The basic allotment is one lever the state can pull to increase state aid to our local school districts, but is not the only lever. Targeted increases ensure funding goes where the Legislature intends – directly to improve student outcomes – not to be placed in district fund balances and in administrative budgets. The proposal to raise the basic allotment by $1,000 would have a biennial cost of $14.3 billion to the state on top of the $63 billion already included for the Foundation School Program. Committing to this amount would result in the Legislature having to cut other critical needs such as property tax relief, retired teacher benefits, public safety enhancements, improving mental health care, and would potentially result in future reductions to education when revenue forecasts are less favorable.
The Legislature will continue to ensure that school districts have the resources necessary to meet the needs of their students and we want to thank the parents who have contacted our offices on this issue.”
Statement by State Representative Mano DeAyala, House District 133: “Today, the Texas House overwhelmingly passed HB 2 delivering meaningful property tax relief to millions of Texans. The total tax relief package totals $17.3 billion, saving homeowners on average $733 annually beginning in 2025. More importantly, HB 2 reduces the recapture payments by $45.2 billion, reducing Spring Branch ISD’s recapture payment by over $60 million next year as well as investing a record amount for public education.
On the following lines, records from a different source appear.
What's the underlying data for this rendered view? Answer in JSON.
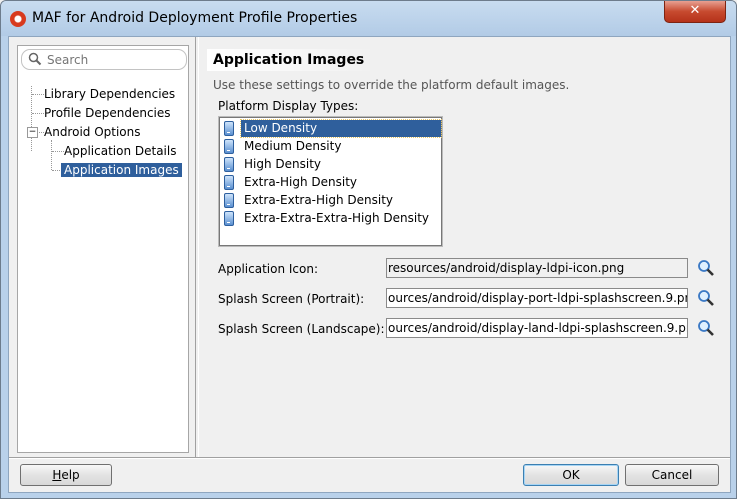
{
  "window": {
    "title": "MAF for Android Deployment Profile Properties",
    "close_glyph": "✕"
  },
  "search": {
    "placeholder": "Search"
  },
  "nav": {
    "items": [
      {
        "label": "Library Dependencies"
      },
      {
        "label": "Profile Dependencies"
      },
      {
        "label": "Android Options",
        "expanded": true
      },
      {
        "label": "Application Details"
      },
      {
        "label": "Application Images",
        "selected": true
      }
    ]
  },
  "page": {
    "title": "Application Images",
    "description": "Use these settings to override the platform default images.",
    "types_label": "Platform Display Types:",
    "display_types": [
      {
        "label": "Low Density",
        "selected": true
      },
      {
        "label": "Medium Density"
      },
      {
        "label": "High Density"
      },
      {
        "label": "Extra-High Density"
      },
      {
        "label": "Extra-Extra-High Density"
      },
      {
        "label": "Extra-Extra-Extra-High Density"
      }
    ],
    "fields": [
      {
        "label": "Application Icon:",
        "value": "resources/android/display-ldpi-icon.png"
      },
      {
        "label": "Splash Screen (Portrait):",
        "value": "ources/android/display-port-ldpi-splashscreen.9.png"
      },
      {
        "label": "Splash Screen (Landscape):",
        "value": "ources/android/display-land-ldpi-splashscreen.9.png"
      }
    ]
  },
  "buttons": {
    "help": {
      "mnemonic": "H",
      "rest": "elp"
    },
    "ok": "OK",
    "cancel": "Cancel"
  },
  "colors": {
    "selection": "#2f5f9c",
    "close_button": "#c74a2f"
  }
}
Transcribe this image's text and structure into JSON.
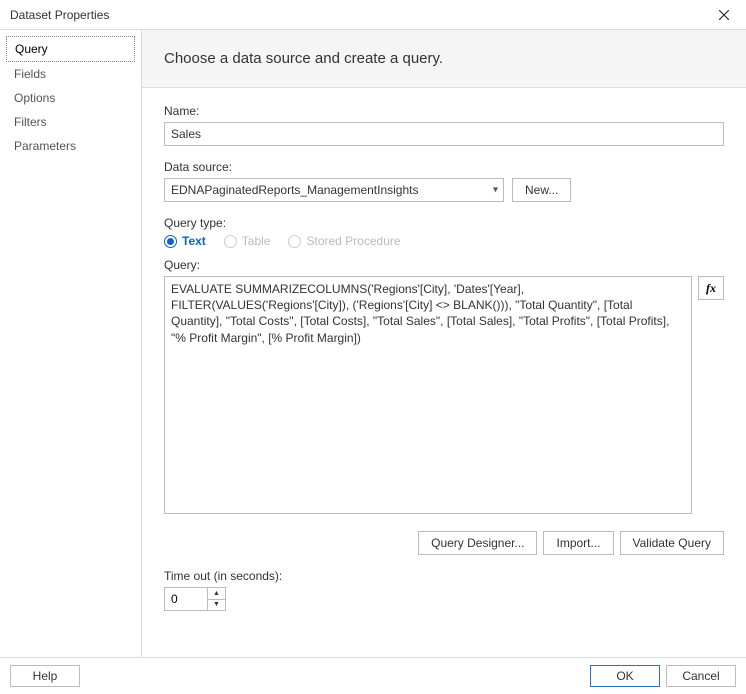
{
  "window": {
    "title": "Dataset Properties"
  },
  "sidebar": {
    "items": [
      {
        "label": "Query",
        "selected": true
      },
      {
        "label": "Fields",
        "selected": false
      },
      {
        "label": "Options",
        "selected": false
      },
      {
        "label": "Filters",
        "selected": false
      },
      {
        "label": "Parameters",
        "selected": false
      }
    ]
  },
  "header": {
    "text": "Choose a data source and create a query."
  },
  "fields": {
    "name_label": "Name:",
    "name_value": "Sales",
    "data_source_label": "Data source:",
    "data_source_value": "EDNAPaginatedReports_ManagementInsights",
    "new_button": "New...",
    "query_type_label": "Query type:",
    "query_types": {
      "text": "Text",
      "table": "Table",
      "stored_procedure": "Stored Procedure",
      "selected": "text"
    },
    "query_label": "Query:",
    "query_value": "EVALUATE SUMMARIZECOLUMNS('Regions'[City], 'Dates'[Year], FILTER(VALUES('Regions'[City]), ('Regions'[City] <> BLANK())), \"Total Quantity\", [Total Quantity], \"Total Costs\", [Total Costs], \"Total Sales\", [Total Sales], \"Total Profits\", [Total Profits], \"% Profit Margin\", [% Profit Margin])",
    "fx_label": "fx",
    "query_designer_button": "Query Designer...",
    "import_button": "Import...",
    "validate_button": "Validate Query",
    "timeout_label": "Time out (in seconds):",
    "timeout_value": "0"
  },
  "footer": {
    "help": "Help",
    "ok": "OK",
    "cancel": "Cancel"
  }
}
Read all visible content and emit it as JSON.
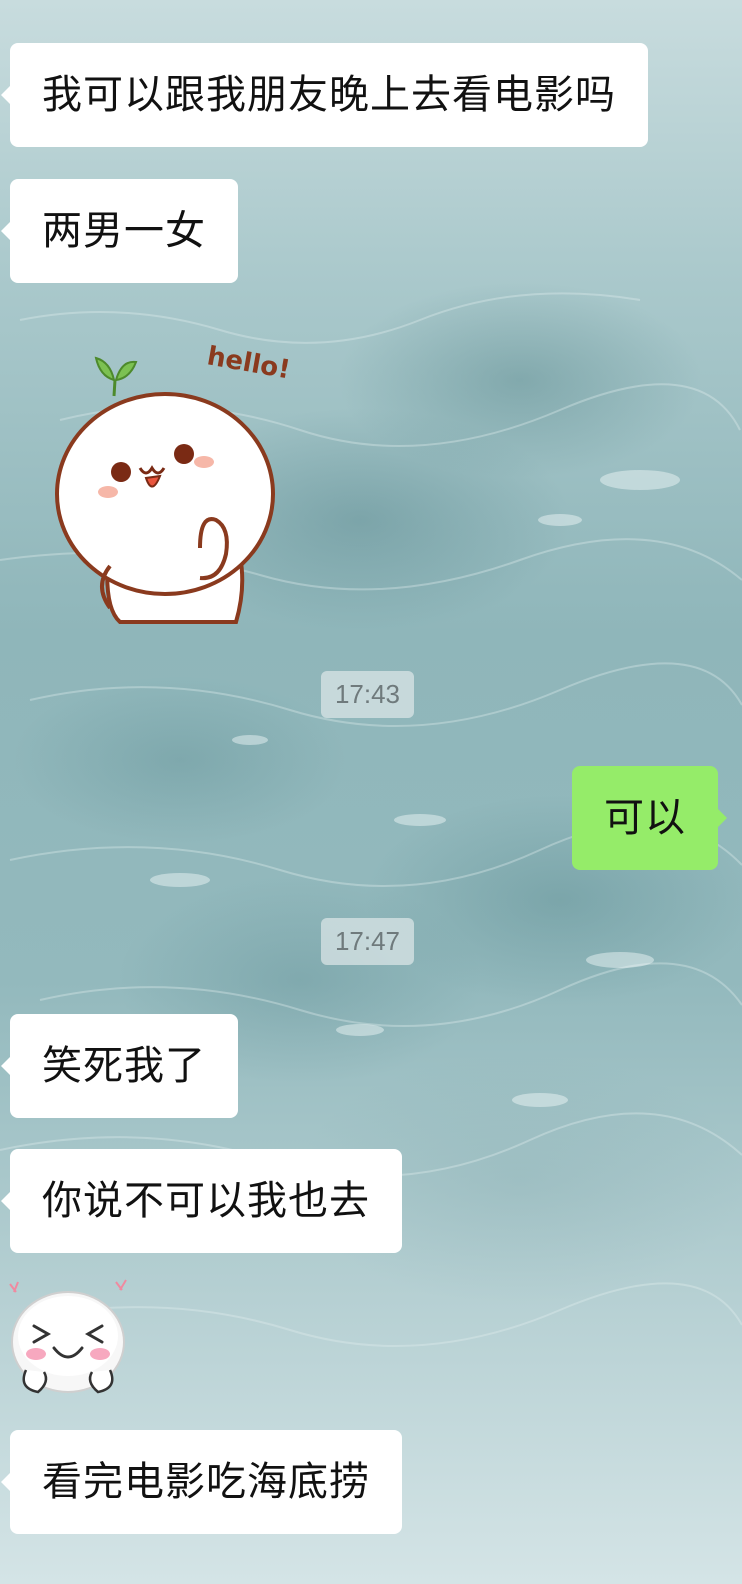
{
  "background": {
    "theme": "water-ripple",
    "colors": [
      "#c8dcde",
      "#8fb6ba",
      "#d4e4e6"
    ]
  },
  "bubble_colors": {
    "incoming": "#ffffff",
    "outgoing": "#95ec69"
  },
  "messages": [
    {
      "side": "left",
      "type": "text",
      "text": "我可以跟我朋友晚上去看电影吗"
    },
    {
      "side": "left",
      "type": "text",
      "text": "两男一女"
    },
    {
      "side": "left",
      "type": "sticker",
      "sticker": "hello-sprout-sticker",
      "sticker_text": "hello!"
    },
    {
      "type": "timestamp",
      "text": "17:43"
    },
    {
      "side": "right",
      "type": "text",
      "text": "可以"
    },
    {
      "type": "timestamp",
      "text": "17:47"
    },
    {
      "side": "left",
      "type": "text",
      "text": "笑死我了"
    },
    {
      "side": "left",
      "type": "text",
      "text": "你说不可以我也去"
    },
    {
      "side": "left",
      "type": "sticker",
      "sticker": "laughing-face-sticker"
    },
    {
      "side": "left",
      "type": "text",
      "text": "看完电影吃海底捞"
    }
  ]
}
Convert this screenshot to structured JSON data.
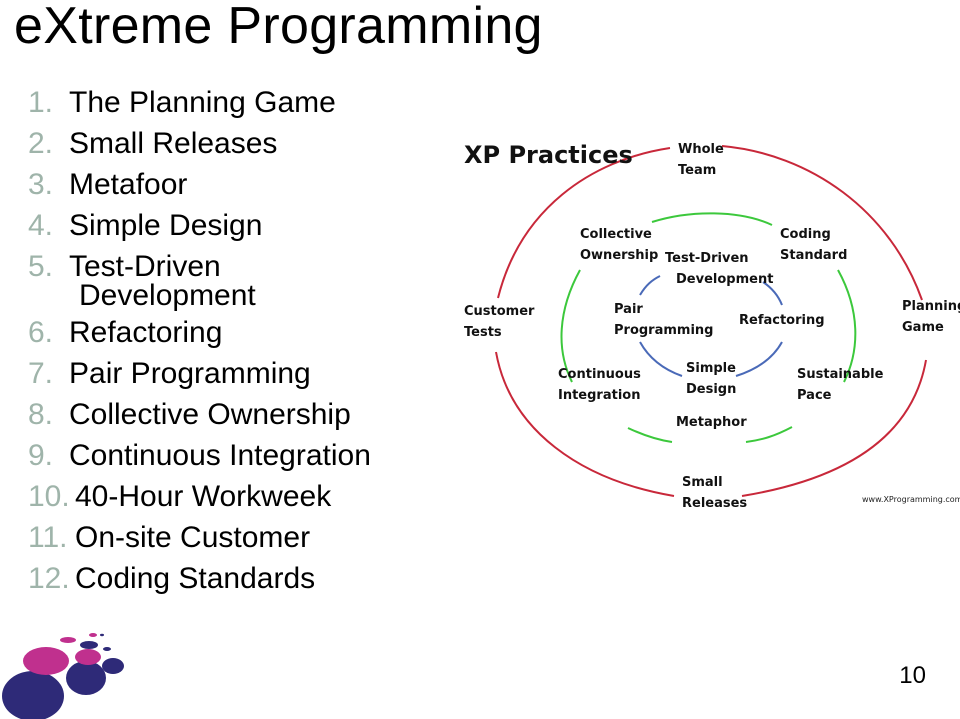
{
  "slide": {
    "title": "eXtreme Programming",
    "page_number": "10"
  },
  "practices_list": [
    {
      "num": "1.",
      "text": "The Planning Game"
    },
    {
      "num": "2.",
      "text": "Small Releases"
    },
    {
      "num": "3.",
      "text": "Metafoor"
    },
    {
      "num": "4.",
      "text": "Simple Design"
    },
    {
      "num": "5.",
      "text": "Test-Driven",
      "cont": "Development"
    },
    {
      "num": "6.",
      "text": "Refactoring"
    },
    {
      "num": "7.",
      "text": "Pair Programming"
    },
    {
      "num": "8.",
      "text": "Collective Ownership"
    },
    {
      "num": "9.",
      "text": "Continuous Integration"
    },
    {
      "num": "10.",
      "text": "40-Hour Workweek"
    },
    {
      "num": "11.",
      "text": "On-site Customer"
    },
    {
      "num": "12.",
      "text": "Coding Standards"
    }
  ],
  "diagram": {
    "title": "XP Practices",
    "credit": "www.XProgramming.com",
    "colors": {
      "outer": "#c8283a",
      "middle": "#3cc83c",
      "inner": "#4a6ab8"
    },
    "outer_ring": {
      "top_l1": "Whole",
      "top_l2": "Team",
      "left_l1": "Customer",
      "left_l2": "Tests",
      "right_l1": "Planning",
      "right_l2": "Game",
      "bottom_l1": "Small",
      "bottom_l2": "Releases"
    },
    "middle_ring": {
      "tl_l1": "Collective",
      "tl_l2": "Ownership",
      "tr_l1": "Coding",
      "tr_l2": "Standard",
      "bl_l1": "Continuous",
      "bl_l2": "Integration",
      "br_l1": "Sustainable",
      "br_l2": "Pace",
      "bottom": "Metaphor"
    },
    "inner_ring": {
      "top_l1": "Test-Driven",
      "top_l2": "Development",
      "left_l1": "Pair",
      "left_l2": "Programming",
      "right": "Refactoring",
      "bottom_l1": "Simple",
      "bottom_l2": "Design"
    }
  },
  "logo": {
    "colors": {
      "navy": "#2e2a78",
      "magenta": "#c0308e"
    }
  }
}
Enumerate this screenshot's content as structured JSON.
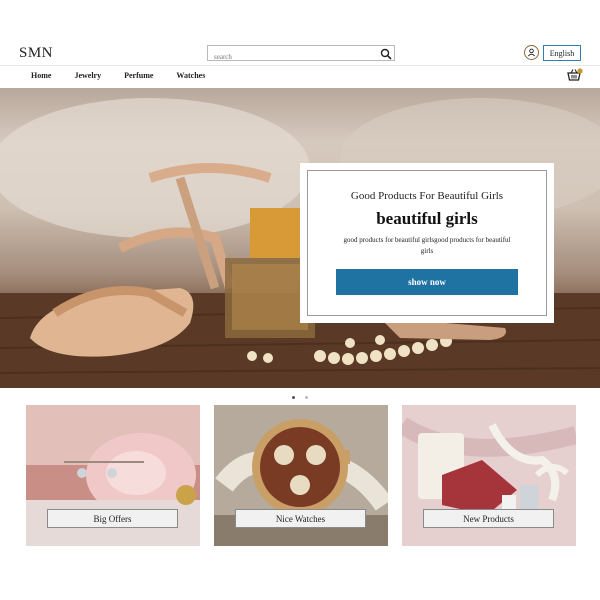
{
  "header": {
    "logo": "SMN",
    "search_placeholder": "search",
    "language_label": "English"
  },
  "nav": {
    "items": [
      {
        "label": "Home"
      },
      {
        "label": "Jewelry"
      },
      {
        "label": "Perfume"
      },
      {
        "label": "Watches"
      }
    ]
  },
  "cart": {
    "badge": "0"
  },
  "hero": {
    "subtitle": "Good Products For Beautiful Girls",
    "title": "beautiful girls",
    "description": "good products for beautiful girlsgood products for beautiful girls",
    "button_label": "show now"
  },
  "tiles": [
    {
      "label": "Big Offers"
    },
    {
      "label": "Nice Watches"
    },
    {
      "label": "New Products"
    }
  ],
  "colors": {
    "accent": "#1e73a3",
    "border": "#2f7fb0"
  }
}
As a parent of SBISD graduates and a graduate myself as well as a former SBISD Finance Committee member, I am working hard and will continue to do so to ensure SBISD and every school district in HD 133 is fully funded and meaningful tax relief is delivered to its residents.”